To me, if we want equality, we can be cognizant of discrepancies and differences that exist all while not operating in them. How? Don’t promote one at the expense of another. Work hard, be determined, learn your craft, listen well, leave toxic environments, champion others and surround yourself with those who believe in you for you.
Communication – which is BOTH listening and speaking – is paramount in any discussion on equality. We may end up agreeing to disagree, but at least we aim to dialogue WITH one another. We need to listen to each other’s point of view instead of screaming (in all caps, of course): I’M RIGHT. MY POINT OF VIEW IS RIGHT. MY INTERPRETATION IS RIGHT. YOU’RE WRONG ON ALL COUNTS.
It all starts with respect. Respecting people as human beings. Respecting that they are a person with value no matter who they are or what they represent. They are uniquely created human beings with a mind and a soul. We don’t have to agree with their actions, but they are human beings.
When we as a society begin to view people in that way, society’s mindset will change. A Herculean task, to be sure. But, given where society is currently at, there needs to be a mindset change. A “village mindset”? Maybe.

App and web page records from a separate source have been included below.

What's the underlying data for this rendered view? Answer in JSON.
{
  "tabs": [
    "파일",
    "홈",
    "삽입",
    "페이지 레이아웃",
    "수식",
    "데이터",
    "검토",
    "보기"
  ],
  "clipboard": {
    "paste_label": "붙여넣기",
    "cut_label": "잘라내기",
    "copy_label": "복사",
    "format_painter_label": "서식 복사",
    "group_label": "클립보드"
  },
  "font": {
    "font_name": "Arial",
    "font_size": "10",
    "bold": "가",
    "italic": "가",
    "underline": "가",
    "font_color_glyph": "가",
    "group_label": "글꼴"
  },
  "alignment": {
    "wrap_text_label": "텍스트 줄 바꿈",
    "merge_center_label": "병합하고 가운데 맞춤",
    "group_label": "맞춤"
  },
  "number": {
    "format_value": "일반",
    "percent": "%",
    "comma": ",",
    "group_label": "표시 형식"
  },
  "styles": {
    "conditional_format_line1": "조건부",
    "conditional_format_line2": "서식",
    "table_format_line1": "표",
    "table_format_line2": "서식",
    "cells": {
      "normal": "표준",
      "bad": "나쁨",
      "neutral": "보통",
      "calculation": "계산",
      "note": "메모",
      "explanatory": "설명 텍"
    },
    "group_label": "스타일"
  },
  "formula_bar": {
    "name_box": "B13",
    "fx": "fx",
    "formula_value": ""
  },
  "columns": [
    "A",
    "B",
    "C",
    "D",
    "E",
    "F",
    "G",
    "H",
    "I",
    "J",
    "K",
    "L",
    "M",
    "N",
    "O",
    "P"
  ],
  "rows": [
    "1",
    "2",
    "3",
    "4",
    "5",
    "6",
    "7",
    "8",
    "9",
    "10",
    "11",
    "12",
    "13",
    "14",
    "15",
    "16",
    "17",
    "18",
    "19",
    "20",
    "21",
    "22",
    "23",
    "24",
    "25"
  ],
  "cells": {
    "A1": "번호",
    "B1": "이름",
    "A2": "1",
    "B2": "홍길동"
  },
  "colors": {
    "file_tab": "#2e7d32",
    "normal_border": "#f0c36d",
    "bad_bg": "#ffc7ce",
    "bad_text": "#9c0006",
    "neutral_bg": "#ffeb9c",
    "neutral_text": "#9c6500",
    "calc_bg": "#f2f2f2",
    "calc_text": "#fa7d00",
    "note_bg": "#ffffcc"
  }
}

If you follow Amy Trask on Twitter, you understand many of these concepts when she talks about her “Twitter village”. However, if you do follow Amy on Twitter and haven’t read the book, I suggest that you read it. Not only will you learn about her journey, Al Davis, the Oakland Raiders and leadership, but you might even learn a little about yourself if you’re willing to…
Just listen, baby.